“I try very hard not to swear at home,” Sen. Kirsten Gillibrand, a New York Democrat, told The Hill in 2014.

Three years and a Donald Trump presidential campaign later, the senator is less constrained about dropping so-called “f-bombs” in private or in public. Speaking to the Personal Democracy Forum last week, Gillibrand used the word twice. Last month in a New York Magazine interview, the senator dropped three f-bombs.

She’s not alone. Earlier this year, Democratic National Committee Chairman Tom Perez, in a speech in which children were not just present but actually on stage, attacked President Trump as someone who “doesn’t give a s*** about healthcare,” while also saying “your g**damn right,” Trump is a liar.

Beto O’Rourke, the Texas Democratic Congressman challenging Sen. Ted Cruz accused Cruz of “sure as s*** not serving” his constituents. And Kamala Harris, the California Democratic senator, reportedly also used the f-word at a public event in San Francisco.

If this language is something of a new normal among Democratic politicians, their reactions represent a new normal, as well. In the past, politicians typically apologized for such language.

In part, that may be because past instances were mistakes, where a politician said the wrong thing while speaking passionately on an issue or opponent.

In today’s Trump-changed political environment, this language is no mistake; it is intentional, calculated “spontaneity” designed to draw headlines and demonstrate outrage to similarly minded activists and donors — using some of Trump’s methodology to show their strong resistance to him.

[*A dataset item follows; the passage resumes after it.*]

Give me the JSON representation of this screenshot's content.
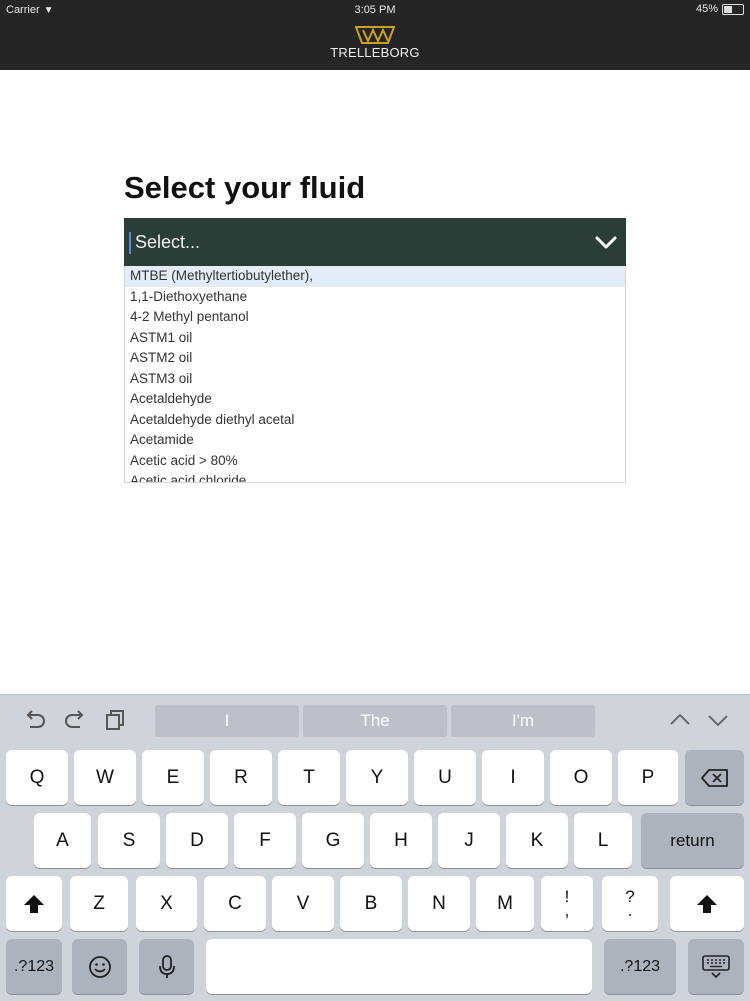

After the titillating “sugar rush” these Democrats get from the sensationalism of using naughty words, there does not appear to be any substance behind it aside from projecting some sort of “authenticity” for speaking in the same way voters angry at Washington do. Democratic politicians using this language not only run the risk of distracting from their anti-Trump message, but may wind up looking like they’re trying too hard, a phoniness voters can spot a mile away.